The process for finding a song for a scene like that, is not so different to how I work with any other scene, which is to sort of start from my memory, go through my library and hurl stuff into a playlist. I always make an overall playlist for the film or the series, and then as we go through it I'll break it down into individual scenes and create playlists for those. Then I'll go through my library and search some keywords maybe. Then I'll go away and let things comes to me. Ideas come to me usually at two or three in the morning when I'm not thinking about it and I'll jolt awake with an idea. Or I might be driving along in the car or watching TV and something will come on and that will set me off. It might not be that exact song but it might be something in that genre or from that artist's catalogue and I'll be reminded of something.
So from a large playlist, I go through and edit it. Sometimes the songs I thought were a very, very good idea at the time, are actually a load of crap, and that happens quite a lot. In the case of Harry Potter, I'd been sitting on “O Children” for a while. I absolutely knew that I wanted to use that song, it was such a good track that I knew it had to have the perfect scene. So this opportunity came along and just from reading the script it was one of the first few songs that I thought of. It was the fourth song on the first of nine playlists. There was some Radiohead in there. The weird thing about Radiohead is that virtually every single scene that's ever been shot in the world, would always look good with a Radiohead song. They're just one of those bands. But they were too well known for this scene.

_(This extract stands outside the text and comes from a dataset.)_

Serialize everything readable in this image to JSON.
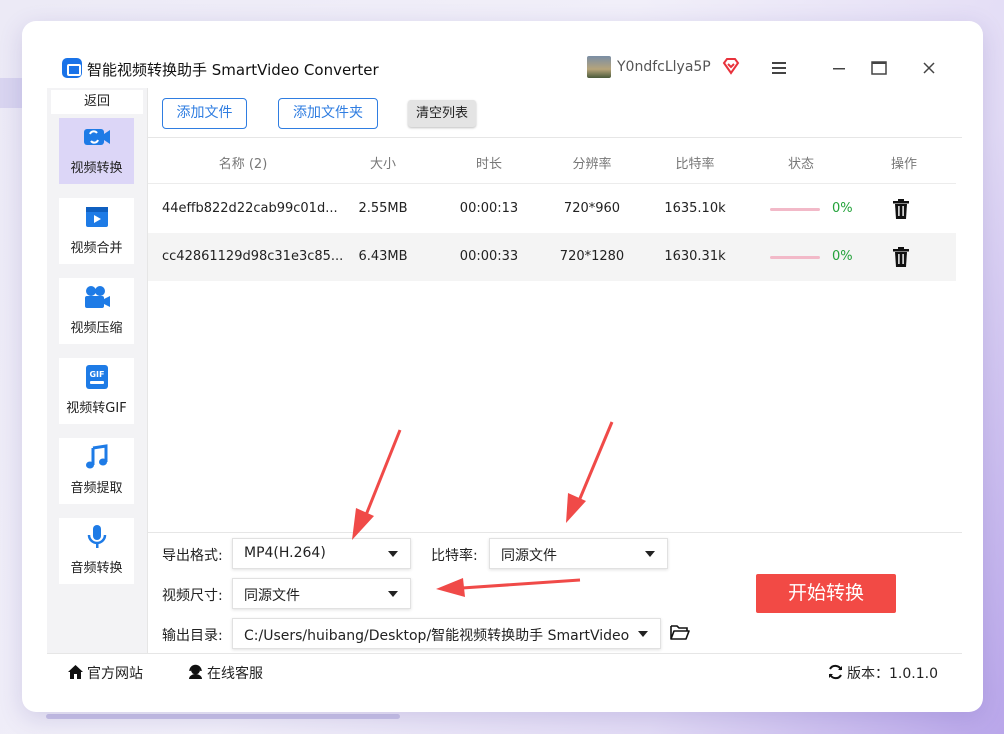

I considered other Nick Cave and the Bad Seeds songs like “Bless His Ever Loving Heart” and “There She Goes, My Beautiful World”, I considered Beck, “This is a Low” by Blur, “Into the Hollow” by Queens of the Stone Age as well.